-- Pittsburgh is proud of its homies! The local media will find a way to put a local spin, no matter how irrelevant, on any news story that comes over the wire. Pittsburghers do good all over the world. It's quaint at first, then amusing, and finally irritating. Here's one that the Post-Gazette missed: Pittsburgh produced Bill Lerach, the king of the class action securities fraud lawsuit, scourge of corporate malfeasors, protector of the little guy (or, depending on your perspective, the single greatest threat to free enterprise this side of the Democratic Party), who is now being investigated by the feds.

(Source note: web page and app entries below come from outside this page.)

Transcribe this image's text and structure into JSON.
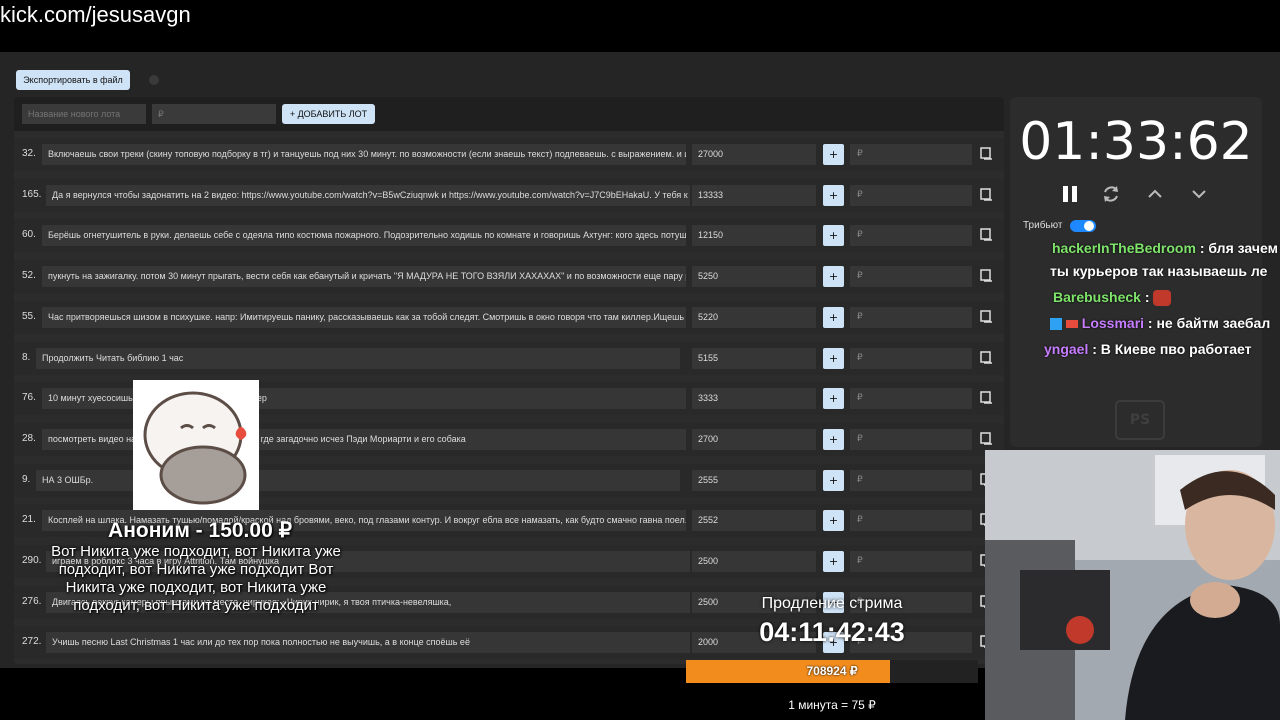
{
  "browser": {
    "url": "kick.com/jesusavgn"
  },
  "toolbar": {
    "export_label": "Экспортировать в файл"
  },
  "add_lot": {
    "name_placeholder": "Название нового лота",
    "amount_placeholder": "₽",
    "add_label": "+ ДОБАВИТЬ ЛОТ"
  },
  "lots": [
    {
      "num": "32.",
      "text": "Включаешь свои треки (скину топовую подборку в тг) и танцуешь под них 30 минут. по возможности (если знаешь текст) подпеваешь. с выражением. и и",
      "amount": "27000",
      "plus": "+",
      "rub": "₽"
    },
    {
      "num": "165.",
      "text": "Да я вернулся чтобы задонатить на 2 видео: https://www.youtube.com/watch?v=B5wCziuqnwk и https://www.youtube.com/watch?v=J7C9bEHakaU. У тебя к",
      "amount": "13333",
      "plus": "+",
      "rub": "₽"
    },
    {
      "num": "60.",
      "text": "Берёшь огнетушитель в руки. делаешь себе с одеяла типо костюма пожарного. Подозрительно ходишь по комнате и говоришь Ахтунг: кого здесь потуш",
      "amount": "12150",
      "plus": "+",
      "rub": "₽"
    },
    {
      "num": "52.",
      "text": "пукнуть на зажигалку. потом 30 минут прыгать, вести себя как ебанутый и кричать \"Я МАДУРА НЕ ТОГО ВЗЯЛИ ХАХАХАХ\" и по возможности еще пару р",
      "amount": "5250",
      "plus": "+",
      "rub": "₽"
    },
    {
      "num": "55.",
      "text": "Час притворяешься шизом в психушке. напр: Имитируешь панику, рассказываешь как за тобой следят. Смотришь в окно говоря что там киллер.Ищешь с",
      "amount": "5220",
      "plus": "+",
      "rub": "₽"
    },
    {
      "num": "8.",
      "text": "Продолжить Читать библию 1 час",
      "amount": "5155",
      "plus": "+",
      "rub": "₽"
    },
    {
      "num": "76.",
      "text": "10 минут хуесосишь                              с позором, несмотря на таймер",
      "amount": "3333",
      "plus": "+",
      "rub": "₽"
    },
    {
      "num": "28.",
      "text": "посмотреть видео на                              с населением из 11 человек, где загадочно исчез Пэди Мориарти и его собака",
      "amount": "2700",
      "plus": "+",
      "rub": "₽"
    },
    {
      "num": "9.",
      "text": "НА 3 ОШБр.",
      "amount": "2555",
      "plus": "+",
      "rub": "₽"
    },
    {
      "num": "21.",
      "text": "Косплей на шлака. Намазать тушью/помадой/краской над бровями, веко, под глазами контур. И вокруг ебла все намазать, как будто смачно гавна поел.",
      "amount": "2552",
      "plus": "+",
      "rub": "₽"
    },
    {
      "num": "290.",
      "text": "играем в роблокс 3 часа в игру Attrition. Там войнушка",
      "amount": "2500",
      "plus": "+",
      "rub": "₽"
    },
    {
      "num": "276.",
      "text": "Двигаясь вокруг камеры прыжками на месте, чирикая: «Чирик-чирик, я твоя птичка-невеляшка, ",
      "amount": "2500",
      "plus": "+",
      "rub": "₽"
    },
    {
      "num": "272.",
      "text": "Учишь песню Last Christmas 1 час или до тех пор пока полностью не выучишь, а в конце споёшь её",
      "amount": "2000",
      "plus": "+",
      "rub": "₽"
    }
  ],
  "timer": {
    "value": "01:33:62",
    "tribute_label": "Трибьют"
  },
  "chat": [
    {
      "user": "hackerInTheBedroom",
      "color": "#7ee36a",
      "text": ": бля зачем"
    },
    {
      "user": "",
      "color": "#ffffff",
      "text": "ты курьеров так называешь ле"
    },
    {
      "user": "Barebusheck",
      "color": "#7ee36a",
      "text": ":"
    },
    {
      "user": "Lossmari",
      "color": "#c77dff",
      "text": ": не байтм заебал"
    },
    {
      "user": "yngael",
      "color": "#c77dff",
      "text": ": В Киеве пво работает"
    }
  ],
  "ps_label": "PS",
  "alert": {
    "title": "Аноним - 150.00 ₽",
    "message": "Вот Никита уже подходит, вот Никита уже подходит, вот Никита уже подходит Вот Никита уже подходит, вот Никита уже подходит, вот Никита уже подходит"
  },
  "extension": {
    "label": "Продление стрима",
    "timer": "04:11:42:43",
    "amount_label": "708924 ₽",
    "progress_fraction": 0.7,
    "rate": "1 минута = 75 ₽"
  },
  "colors": {
    "accent": "#cfe3f7",
    "toggle": "#1e88ff",
    "progress": "#f28c1d",
    "panel": "#2c2c2c"
  }
}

-- Western PA likes to look down on West Virginians (even when we shouldn't), and Clevelanders (resentment tinged with a touch of envy -- Cleveland is a bigger city). It likes to look up to religious authority (ditto).

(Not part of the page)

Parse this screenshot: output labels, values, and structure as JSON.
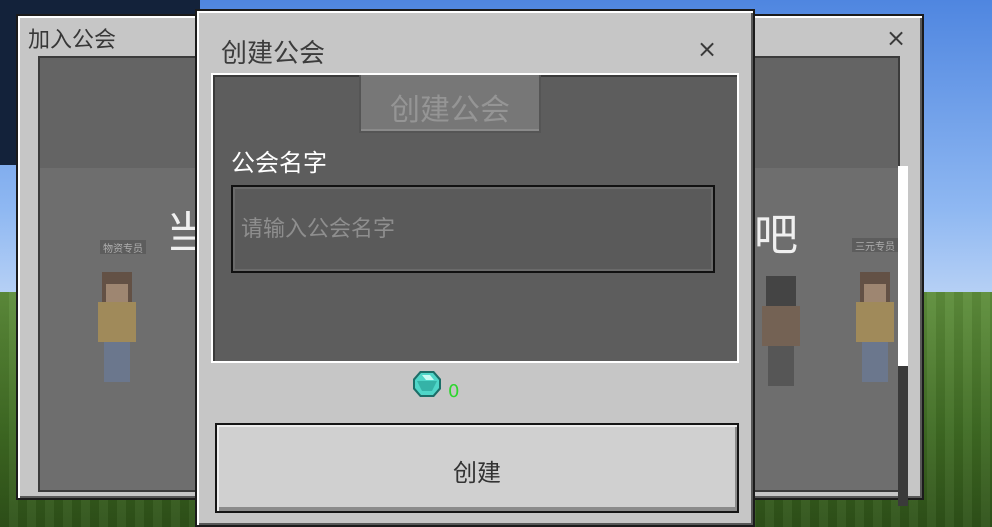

-- It's usually warm in the summer (high 80s, with at least moderate humidity) and cool in the winter (mid-20s, with moderate but rarely heavy snow and ice). Nothing more than what I'd call "weather." If it stops raining in the Fall and Spring, then we get seasons that we call "Fall" and "Spring" and which are, at the appropriate moments, just beautiful.

Previous installments:

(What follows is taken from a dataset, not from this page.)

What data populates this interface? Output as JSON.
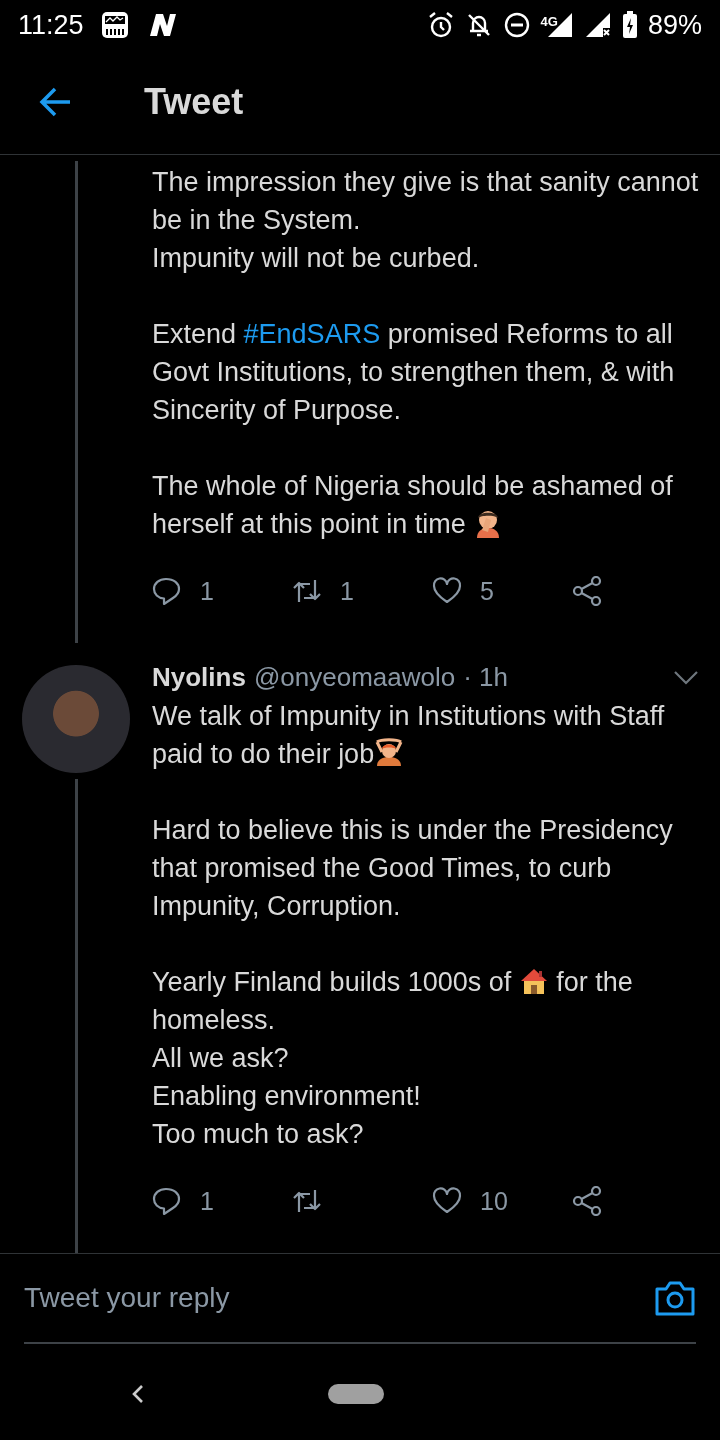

Welcome to Pittsburgh (Part VII)
Welcome to Pittsburgh (Part VI)
Welcome to Pittsburgh (Part V)
Welcome to Pittsburgh (Part IV)
Welcome to Pittsburgh (Part III)
Welcome to Pittsburgh (Part II)
Welcome to Pittsburgh (Part I)


0 Responses to "Welcome to Pittsburgh (Part VIII)"

Search Pittsblog

About Pittsblog

Pittsblog 2.0 is written by Mike Madison, a law professor at the University of Pittsburgh. Send email to michael.j.madison[at]gmail.com. Mike also blogs at Madisonian.net, on law and technology. Chris Briem of Null Space drops by from time to time.

All opinions expressed at Pittsblog 2.0 are those of their respective authors and of no one (and no thing) else, least of all the University of Pittsburgh.

Pittsblog 2.0 has a motto: "It's steel good in Pittsburgh." Say it aloud, with a Pittsburgh accent.

Comments are moderated.
Subscribe to Pittsblog comments


Blog Archive

Header Background

Header background images licensed from (left image) lemonad and (right image) plaskota under Creative Commons Attribution - Noncommercial - Share Alike 2.0 Generic licenses.


Copyright 2003-2010 Michael J. Madison - WP Theme by Brian Gardner - Blogger Blog Templates, ThemeLib.com